In Missouri, mothers can breastfeed their children without fear of being hit with public indecency charges. It was signed into law back in April:
The bill addresses situations such as one in Jackson County last year in which a breastfeeding mother brought her 7-month-old along while serving on jury duty and a judge found her to be in contempt of court.
The new law establishes an exemption from jury duty for breastfeeding mothers upon request and specifies a legal right to breastfeed in public settings. Supporters say 12 states have such statutes.
Boom! If you want to uncover, you’re covered.
Let that kid latch on.
But then, since the law was passed, a mother in Gladstone was told she couldn’t breastfeed her child at the pool:
Andrea Valley feeds her son Kai whenever he’s hungry and for a growing baby, that’s often.
“Sometimes when babies feed, it’s not real cut and dry, sometimes it’s on/off, look around, on/off, look around,” Valley said.
However, a week ago, a lifeguard at the Gladstone Community Center pool asked her to move and feed her son in a private area.
“If you say a mom can’t breastfeed in public then basically you’re saying she can’t be in public with her baby because of how often babies need to eat,” Andrea’s husband Joe said.
Andrea told the lifeguard she was going to feed her baby and there’s nothing wrong with that.
“He said, well, we do ask people to move.
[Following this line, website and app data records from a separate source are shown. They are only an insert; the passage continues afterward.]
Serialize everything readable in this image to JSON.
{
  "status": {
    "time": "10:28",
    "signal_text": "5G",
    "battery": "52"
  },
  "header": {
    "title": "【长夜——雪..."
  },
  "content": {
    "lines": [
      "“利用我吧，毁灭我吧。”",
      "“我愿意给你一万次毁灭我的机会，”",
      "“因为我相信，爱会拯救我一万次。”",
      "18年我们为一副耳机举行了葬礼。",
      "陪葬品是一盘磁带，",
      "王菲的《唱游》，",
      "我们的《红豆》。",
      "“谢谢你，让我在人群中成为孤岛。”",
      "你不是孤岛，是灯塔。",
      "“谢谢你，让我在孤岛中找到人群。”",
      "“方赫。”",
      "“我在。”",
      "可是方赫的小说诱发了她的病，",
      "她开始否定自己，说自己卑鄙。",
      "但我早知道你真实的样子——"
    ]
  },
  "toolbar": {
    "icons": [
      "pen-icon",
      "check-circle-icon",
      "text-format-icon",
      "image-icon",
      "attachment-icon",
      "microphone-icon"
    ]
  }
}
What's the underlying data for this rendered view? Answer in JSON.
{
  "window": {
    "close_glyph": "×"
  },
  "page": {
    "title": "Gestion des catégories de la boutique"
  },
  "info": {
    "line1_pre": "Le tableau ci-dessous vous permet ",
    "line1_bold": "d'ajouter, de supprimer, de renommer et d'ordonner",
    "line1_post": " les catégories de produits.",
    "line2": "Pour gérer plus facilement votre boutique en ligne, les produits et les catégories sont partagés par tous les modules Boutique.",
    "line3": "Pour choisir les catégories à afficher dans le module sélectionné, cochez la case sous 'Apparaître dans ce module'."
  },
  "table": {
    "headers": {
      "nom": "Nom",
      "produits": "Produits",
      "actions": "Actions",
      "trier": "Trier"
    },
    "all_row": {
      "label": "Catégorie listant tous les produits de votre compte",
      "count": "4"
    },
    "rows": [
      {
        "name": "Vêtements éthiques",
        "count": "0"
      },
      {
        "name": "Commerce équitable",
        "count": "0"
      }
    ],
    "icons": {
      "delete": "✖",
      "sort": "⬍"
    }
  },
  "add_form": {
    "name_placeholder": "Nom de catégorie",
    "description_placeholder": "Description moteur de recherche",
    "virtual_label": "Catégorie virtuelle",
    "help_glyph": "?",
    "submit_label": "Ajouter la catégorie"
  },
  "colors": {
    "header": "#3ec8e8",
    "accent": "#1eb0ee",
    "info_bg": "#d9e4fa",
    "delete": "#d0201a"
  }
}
It’s kind of a thing we do. I said, ‘Well, ok, no, I’m still not going to move,’” Andrea said.
Another manager came and asked her to move as well.
They later realized their mistake and apologized.
So now, let’s talk about Warrensburg:
The Parks Board reaffirmed a policy that prohibits breast feeding in or near city pools due to “concern for the general sanitation of the aquatic facilities.”
Parks Director Dodee Matthews said the board adopted a similar policy in 2012. The change follows “clarification” of breast feeding rights in a new state law that took effect Aug. 28, she said.